<Steve Lord wrote:>
|> just out of curiousity: how does xfs interact with things like
|> noflushd which reduce the disk flushing for more effective ide
|> poweroff possibilities ... is the flushing below the fs layer
|> so that it should all work transparently or may it result in
|> problems with xfs (or journaling fs in general)?
|> a lot of thanks in advance
|I have never tried noflushd, I see the FAQ says that it does not help with
|reiserfs because it bypasses normal delayed write mechanisms, xfs does the
|same type of thing, so there may be similar problems.
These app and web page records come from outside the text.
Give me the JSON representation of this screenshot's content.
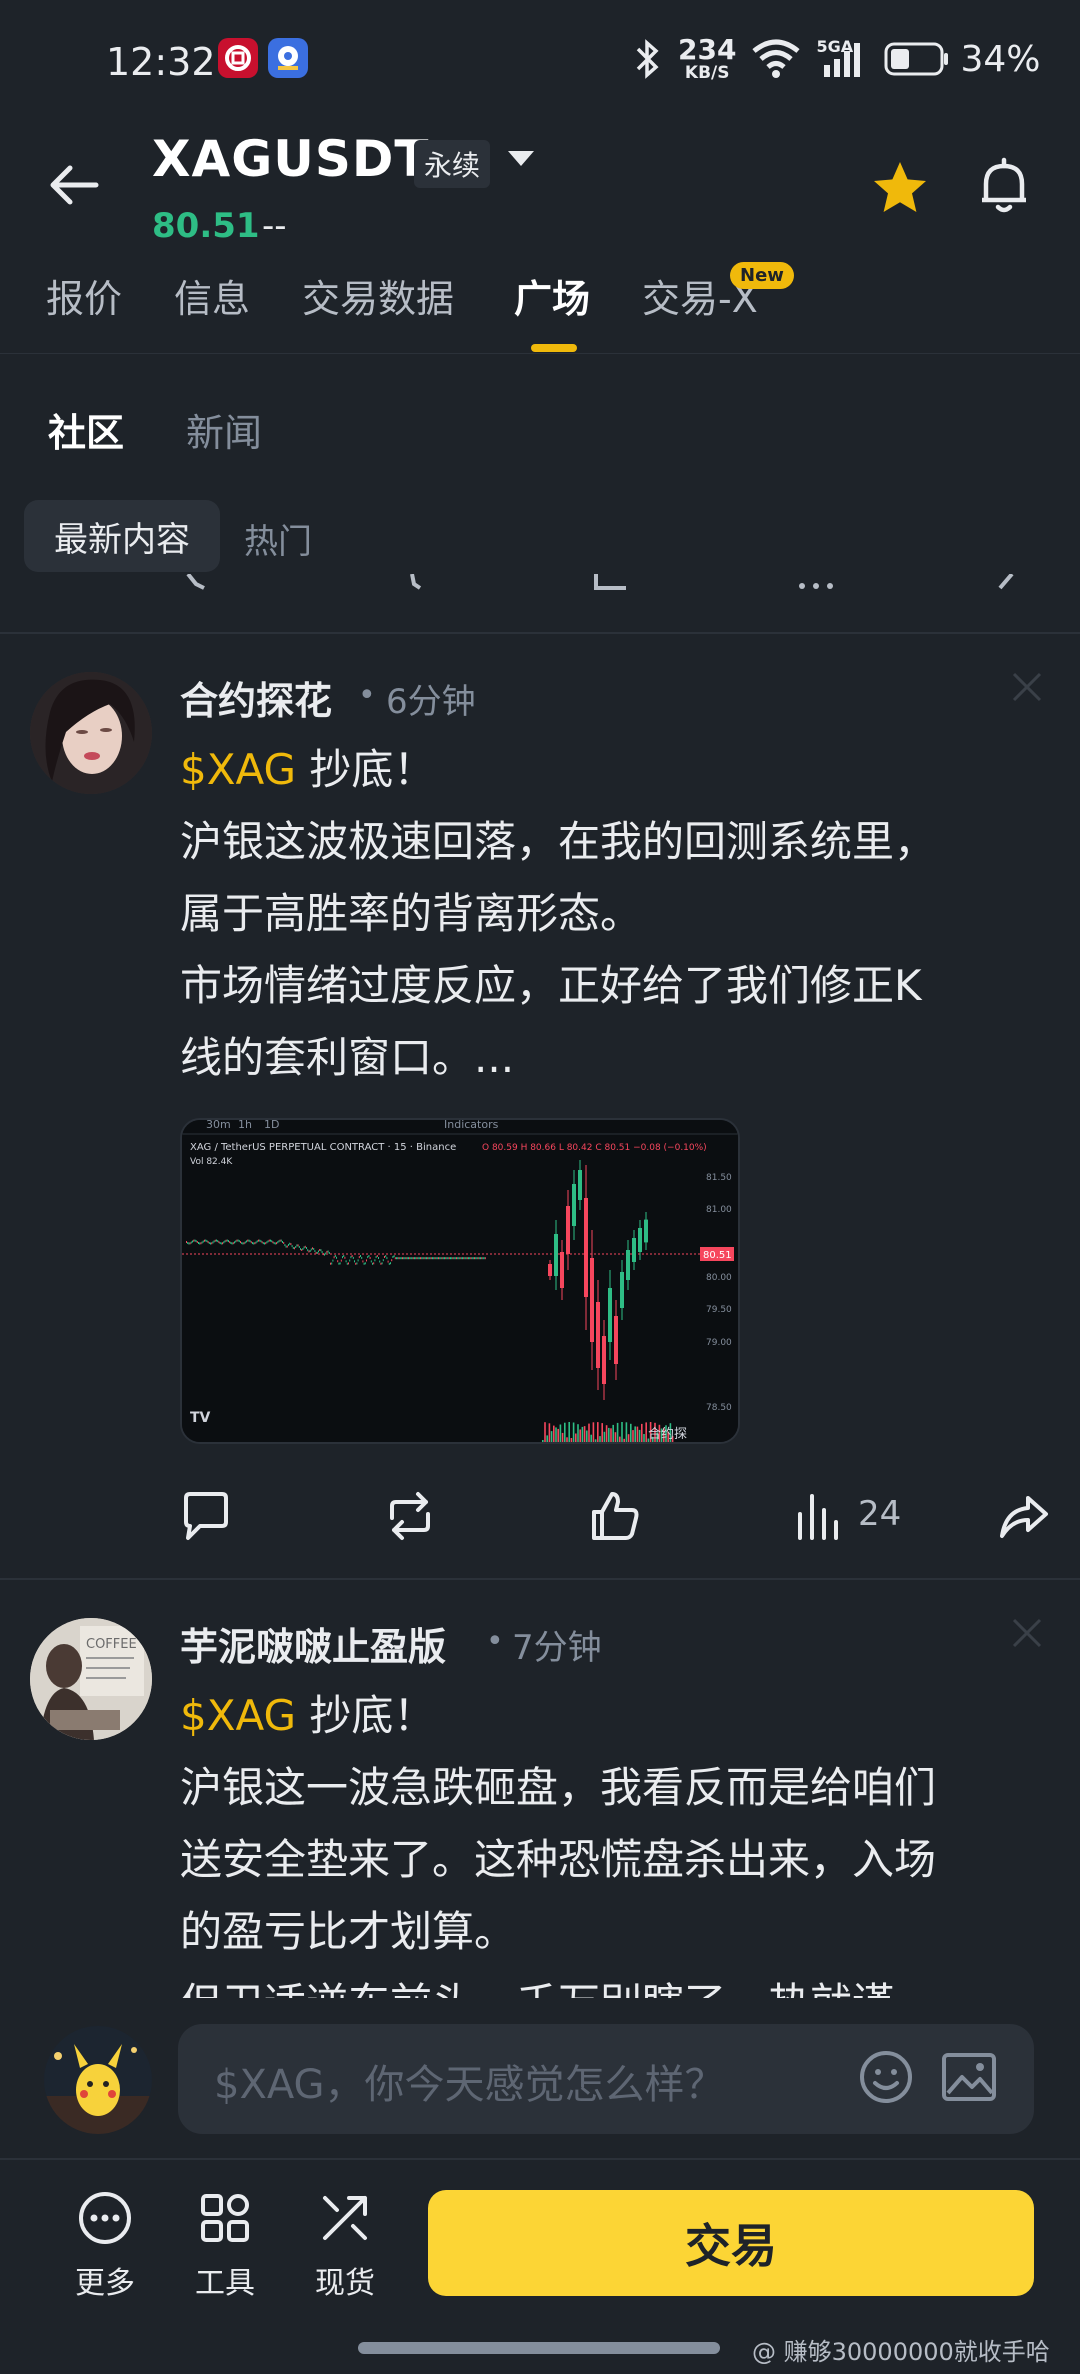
{
  "status_bar": {
    "time": "12:32",
    "net_speed_value": "234",
    "net_speed_unit": "KB/S",
    "signal_label": "5GA",
    "battery": "34%"
  },
  "header": {
    "symbol": "XAGUSDT",
    "contract_tag": "永续",
    "price": "80.51",
    "change": "--"
  },
  "tabs": [
    {
      "label": "报价"
    },
    {
      "label": "信息"
    },
    {
      "label": "交易数据"
    },
    {
      "label": "广场"
    },
    {
      "label": "交易-X"
    }
  ],
  "new_badge": "New",
  "subtabs": [
    {
      "label": "社区"
    },
    {
      "label": "新闻"
    }
  ],
  "filters": [
    {
      "label": "最新内容"
    },
    {
      "label": "热门"
    }
  ],
  "posts": [
    {
      "author": "合约探花",
      "time": "6分钟",
      "cashtag": "$XAG",
      "title_rest": " 抄底！",
      "lines": [
        "沪银这波极速回落，在我的回测系统里，",
        "属于高胜率的背离形态。",
        "市场情绪过度反应，正好给了我们修正K",
        "线的套利窗口。..."
      ],
      "views": "24",
      "chart": {
        "pair_title": "XAG / TetherUS PERPETUAL CONTRACT · 15 · Binance",
        "ohlc": "O 80.59  H 80.66  L 80.42  C 80.51 −0.08 (−0.10%)",
        "vol": "Vol  82.4K",
        "price_tag": "80.51",
        "yticks": [
          "81.50",
          "81.00",
          "80.00",
          "79.50",
          "79.00",
          "78.50"
        ],
        "watermark": "合约探",
        "toolbar": [
          "30m",
          "1h",
          "1D",
          "Indicators"
        ]
      }
    },
    {
      "author": "芋泥啵啵止盈版",
      "time": "7分钟",
      "cashtag": "$XAG",
      "title_rest": " 抄底！",
      "lines": [
        "沪银这一波急跌砸盘，我看反而是给咱们",
        "送安全垫来了。这种恐慌盘杀出来，入场",
        "的盈亏比才划算。",
        "但卫适逆东前头，千万别瞎了一热就谨"
      ]
    }
  ],
  "composer": {
    "placeholder": "$XAG，你今天感觉怎么样？"
  },
  "bottom_nav": [
    {
      "label": "更多",
      "icon": "more-icon"
    },
    {
      "label": "工具",
      "icon": "tools-icon"
    },
    {
      "label": "现货",
      "icon": "spot-icon"
    }
  ],
  "trade_button": "交易",
  "watermark": "@ 赚够30000000就收手哈",
  "colors": {
    "background": "#1e2329",
    "accent": "#f0b90b",
    "up": "#2ebd85",
    "down": "#f6465d",
    "trade_button": "#fcd535"
  }
}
Someone will have
|to try it and report back.
I tried it a while back, but couldn't convince myself that it really
helped much, or was safe for XFS. I also managed to get the disk to
spin down _without_ noflushd, but there are a lot of things you need
- /tmp and /var are ramfs, and /dev is devfs on my system.
- I "jumped through the hoops" Steve mentioned to get root mounted
with noatime. Without this, it's hopeless to get the disk to spin down.
- Check for loop-devices if you're still getting disk spin-up.
- I'm using XEmacs with auto-save turned off.
- I 'ls -l' and 'cat' a bunch of files > /dev/null on bootup to be
sure all basic libraries and programs start out completely cached.
- ~/.netscape/history.dat needs to be a symlink to a file on ramdisk
if you intend to leave netscrape running.
- The list goes on (but gets further off-topic for XFS.)
It works with 2.4.6, but somehow the way I'm booting 2.4.5 I was
getting disk spin-up again. It's a pain, basically.
By the way, I solved my memory stats mystery. I found some info on
the kernel list about /proc/slabinfo which indicated that the memory
listed here is not included in caches/buffers or any other specific
entry in /proc/meminfo. After adding up all the memory in
/proc/slabinfo (which is a mess) and subtracting it from "used" memory,
"used" memory is back to just process memory.
Be seeing you,
P.S.: I glommed the adjacent partition onto my XFS root partition
the other day with fdisk and ran "xfs_growfs /". Pretty easy.
Cool stuff! Thanks again.